- Task goal
Reproduce the records exactly.

- Data about app and page elements
*** Block opens ***
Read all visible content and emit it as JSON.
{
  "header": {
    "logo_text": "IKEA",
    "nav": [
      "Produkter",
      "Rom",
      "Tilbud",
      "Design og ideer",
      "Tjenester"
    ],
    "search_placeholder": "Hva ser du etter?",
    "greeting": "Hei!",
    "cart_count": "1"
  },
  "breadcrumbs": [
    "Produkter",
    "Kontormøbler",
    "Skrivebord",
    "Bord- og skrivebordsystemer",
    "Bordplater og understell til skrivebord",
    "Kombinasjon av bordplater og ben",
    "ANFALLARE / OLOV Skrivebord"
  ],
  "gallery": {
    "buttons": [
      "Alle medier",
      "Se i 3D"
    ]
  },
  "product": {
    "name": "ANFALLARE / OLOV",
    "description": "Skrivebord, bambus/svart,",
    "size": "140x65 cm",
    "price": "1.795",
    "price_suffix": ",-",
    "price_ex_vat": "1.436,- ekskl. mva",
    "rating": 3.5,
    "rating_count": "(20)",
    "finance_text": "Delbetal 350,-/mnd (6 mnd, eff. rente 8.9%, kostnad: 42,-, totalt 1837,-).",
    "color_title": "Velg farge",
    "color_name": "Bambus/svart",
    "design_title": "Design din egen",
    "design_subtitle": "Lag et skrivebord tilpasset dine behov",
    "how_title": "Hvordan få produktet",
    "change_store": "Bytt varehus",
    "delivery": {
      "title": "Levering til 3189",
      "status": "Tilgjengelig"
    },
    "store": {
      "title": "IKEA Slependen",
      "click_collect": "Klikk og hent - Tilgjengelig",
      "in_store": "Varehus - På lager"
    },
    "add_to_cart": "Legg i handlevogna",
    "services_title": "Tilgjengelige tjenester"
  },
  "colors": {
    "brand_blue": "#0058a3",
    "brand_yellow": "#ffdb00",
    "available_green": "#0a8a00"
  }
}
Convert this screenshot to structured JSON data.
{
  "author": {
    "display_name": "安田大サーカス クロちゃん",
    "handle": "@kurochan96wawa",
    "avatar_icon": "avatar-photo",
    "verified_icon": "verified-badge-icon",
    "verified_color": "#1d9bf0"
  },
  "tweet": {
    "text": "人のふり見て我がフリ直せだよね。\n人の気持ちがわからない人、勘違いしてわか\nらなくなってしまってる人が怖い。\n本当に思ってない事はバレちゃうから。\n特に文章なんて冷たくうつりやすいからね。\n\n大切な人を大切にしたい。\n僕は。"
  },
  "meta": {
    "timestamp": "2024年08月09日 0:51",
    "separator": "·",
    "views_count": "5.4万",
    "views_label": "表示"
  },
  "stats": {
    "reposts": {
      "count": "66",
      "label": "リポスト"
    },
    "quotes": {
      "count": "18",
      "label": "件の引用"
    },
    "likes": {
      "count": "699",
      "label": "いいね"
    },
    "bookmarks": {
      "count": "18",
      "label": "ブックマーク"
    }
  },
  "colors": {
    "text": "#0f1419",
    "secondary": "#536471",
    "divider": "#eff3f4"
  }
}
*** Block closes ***
- Result
Read all visible content and emit it as JSON.
{
  "header": {
    "logo_text": "IKEA",
    "nav": [
      "Produkter",
      "Rom",
      "Tilbud",
      "Design og ideer",
      "Tjenester"
    ],
    "search_placeholder": "Hva ser du etter?",
    "greeting": "Hei!",
    "cart_count": "1"
  },
  "breadcrumbs": [
    "Produkter",
    "Kontormøbler",
    "Skrivebord",
    "Bord- og skrivebordsystemer",
    "Bordplater og understell til skrivebord",
    "Kombinasjon av bordplater og ben",
    "ANFALLARE / OLOV Skrivebord"
  ],
  "gallery": {
    "buttons": [
      "Alle medier",
      "Se i 3D"
    ]
  },
  "product": {
    "name": "ANFALLARE / OLOV",
    "description": "Skrivebord, bambus/svart,",
    "size": "140x65 cm",
    "price": "1.795",
    "price_suffix": ",-",
    "price_ex_vat": "1.436,- ekskl. mva",
    "rating": 3.5,
    "rating_count": "(20)",
    "finance_text": "Delbetal 350,-/mnd (6 mnd, eff. rente 8.9%, kostnad: 42,-, totalt 1837,-).",
    "color_title": "Velg farge",
    "color_name": "Bambus/svart",
    "design_title": "Design din egen",
    "design_subtitle": "Lag et skrivebord tilpasset dine behov",
    "how_title": "Hvordan få produktet",
    "change_store": "Bytt varehus",
    "delivery": {
      "title": "Levering til 3189",
      "status": "Tilgjengelig"
    },
    "store": {
      "title": "IKEA Slependen",
      "click_collect": "Klikk og hent - Tilgjengelig",
      "in_store": "Varehus - På lager"
    },
    "add_to_cart": "Legg i handlevogna",
    "services_title": "Tilgjengelige tjenester"
  },
  "colors": {
    "brand_blue": "#0058a3",
    "brand_yellow": "#ffdb00",
    "available_green": "#0a8a00"
  }
}
Convert this screenshot to structured JSON data.
{
  "author": {
    "display_name": "安田大サーカス クロちゃん",
    "handle": "@kurochan96wawa",
    "avatar_icon": "avatar-photo",
    "verified_icon": "verified-badge-icon",
    "verified_color": "#1d9bf0"
  },
  "tweet": {
    "text": "人のふり見て我がフリ直せだよね。\n人の気持ちがわからない人、勘違いしてわか\nらなくなってしまってる人が怖い。\n本当に思ってない事はバレちゃうから。\n特に文章なんて冷たくうつりやすいからね。\n\n大切な人を大切にしたい。\n僕は。"
  },
  "meta": {
    "timestamp": "2024年08月09日 0:51",
    "separator": "·",
    "views_count": "5.4万",
    "views_label": "表示"
  },
  "stats": {
    "reposts": {
      "count": "66",
      "label": "リポスト"
    },
    "quotes": {
      "count": "18",
      "label": "件の引用"
    },
    "likes": {
      "count": "699",
      "label": "いいね"
    },
    "bookmarks": {
      "count": "18",
      "label": "ブックマーク"
    }
  },
  "colors": {
    "text": "#0f1419",
    "secondary": "#536471",
    "divider": "#eff3f4"
  }
}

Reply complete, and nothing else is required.